Today’s study adds to the growing body of research on Tdap vaccination during pregnancy that indicates it prevents whooping cough in babies who are too young to receive their own whooping cough vaccines. Three other studies from the United Kingdom and two from California also show much lower rates of whooping cough in babies whose mothers received Tdap during pregnancy. Another California study also found that babies with whooping cough whose mothers received Tdap during pregnancy were significantly less likely to need care in a hospital.

To learn more about CDC’s Tdap vaccine recommendation for pregnant women, visit CDC’s Pregnancy and Whooping Cough website.

For more information about whooping cough symptoms, prevention, and outbreaks, visit CDC’s Pertussis (Whooping Cough) website.

IAP Highlights

Measles - It Isn't Just a Little Rash

Infographic: Protect your child from measles. Measles is still common in many parts of the world. Unvaccinated travelers who get measles in other countries continue to bring the disease into the United States. Give your child the best protection against measles with two doses of measles-mumps-rubella (MMR) vaccine.

Think Measles. Do you know CDC's Guidelines for Patient evaluation, Diagnosis and Management?

  • Educate other healthcare professionals
  • Discuss HPV vaccination with parents
  • Make necessary changes in your practice to improve HPV vaccination rates - HPV-Champion-Toolkit

Suffolk County Government

H. Lee Dennison Bldg

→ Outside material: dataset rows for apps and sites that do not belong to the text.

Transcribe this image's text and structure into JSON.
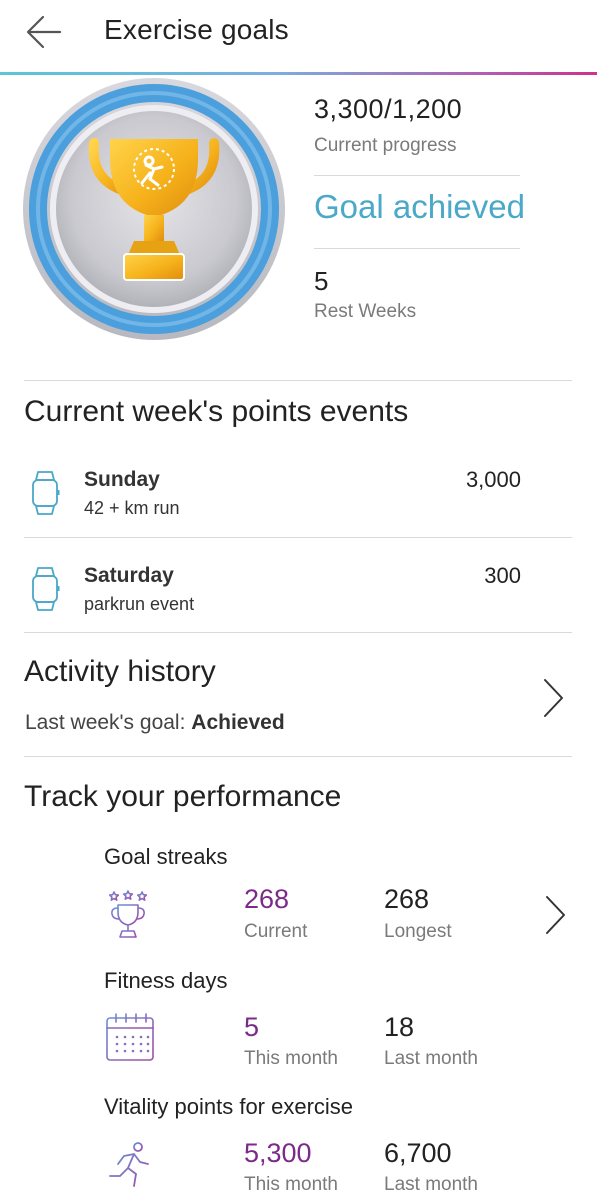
{
  "header": {
    "title": "Exercise goals"
  },
  "goal": {
    "progress_current": "3,300",
    "progress_separator": "/",
    "progress_target": "1,200",
    "progress_label": "Current progress",
    "status": "Goal achieved",
    "rest_weeks_value": "5",
    "rest_weeks_label": "Rest Weeks"
  },
  "events": {
    "title": "Current week's points events",
    "items": [
      {
        "day": "Sunday",
        "description": "42 + km run",
        "points": "3,000"
      },
      {
        "day": "Saturday",
        "description": "parkrun event",
        "points": "300"
      }
    ]
  },
  "activity": {
    "title": "Activity history",
    "last_week_label": "Last week's goal:",
    "last_week_value": "Achieved"
  },
  "performance": {
    "title": "Track your performance",
    "streaks": {
      "title": "Goal streaks",
      "current_value": "268",
      "current_label": "Current",
      "longest_value": "268",
      "longest_label": "Longest"
    },
    "fitness": {
      "title": "Fitness days",
      "this_month_value": "5",
      "this_month_label": "This month",
      "last_month_value": "18",
      "last_month_label": "Last month"
    },
    "points": {
      "title": "Vitality points for exercise",
      "this_month_value": "5,300",
      "this_month_label": "This month",
      "last_month_value": "6,700",
      "last_month_label": "Last month"
    }
  },
  "colors": {
    "accent_blue": "#4aa8c8",
    "accent_purple": "#7b2a8a",
    "trophy_gold": "#f2b01e",
    "ring_blue": "#4a9fdc"
  },
  "icons": [
    "back-arrow-icon",
    "trophy-icon",
    "watch-icon",
    "chevron-right-icon",
    "trophy-stars-icon",
    "calendar-icon",
    "runner-icon"
  ]
}
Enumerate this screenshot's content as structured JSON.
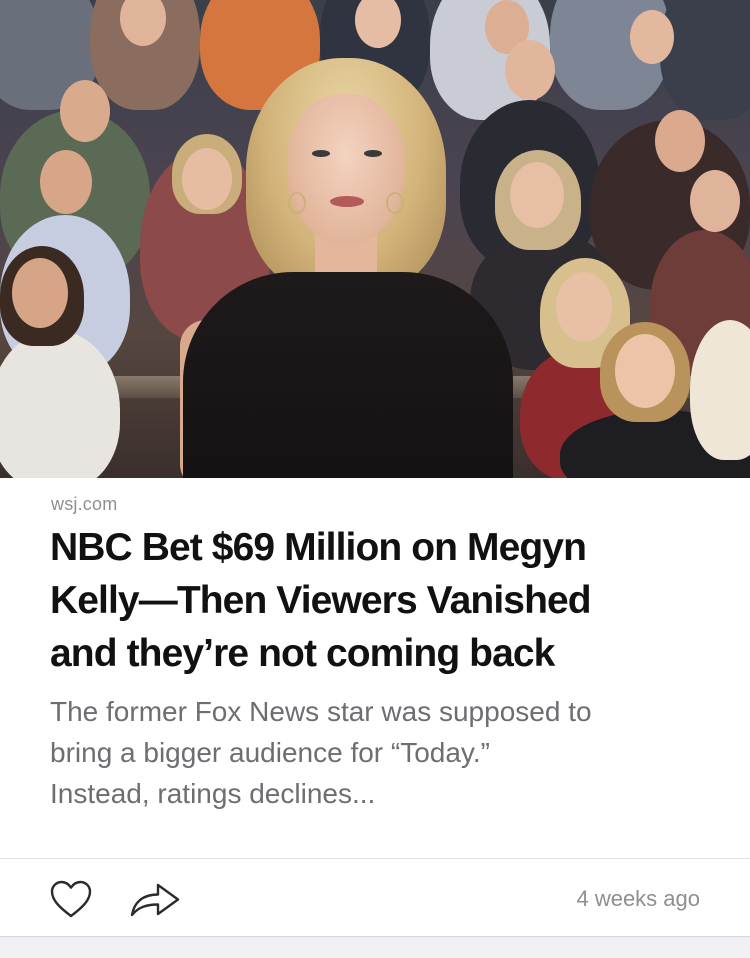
{
  "article": {
    "image_alt": "Megyn Kelly on the Today show set with a studio audience",
    "source": "wsj.com",
    "headline_lines": [
      "NBC Bet $69 Million on Megyn",
      "Kelly—Then Viewers Vanished",
      "and they’re not coming back"
    ],
    "summary_lines": [
      "The former Fox News star was supposed to",
      "bring a bigger audience for “Today.”",
      "Instead, ratings declines..."
    ],
    "timestamp": "4 weeks ago"
  },
  "actions": {
    "like_icon": "heart-outline-icon",
    "share_icon": "share-arrow-icon"
  },
  "colors": {
    "headline": "#111111",
    "summary": "#6d6d72",
    "meta": "#8e8e93",
    "card_bg": "#ffffff",
    "page_bg": "#efeff4"
  }
}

100 Veterans Memorial Hwy
P.O. Box 6100
Hauppauge, NY 11788

Riverhead County Center

County Road 51
Riverhead, NY 11901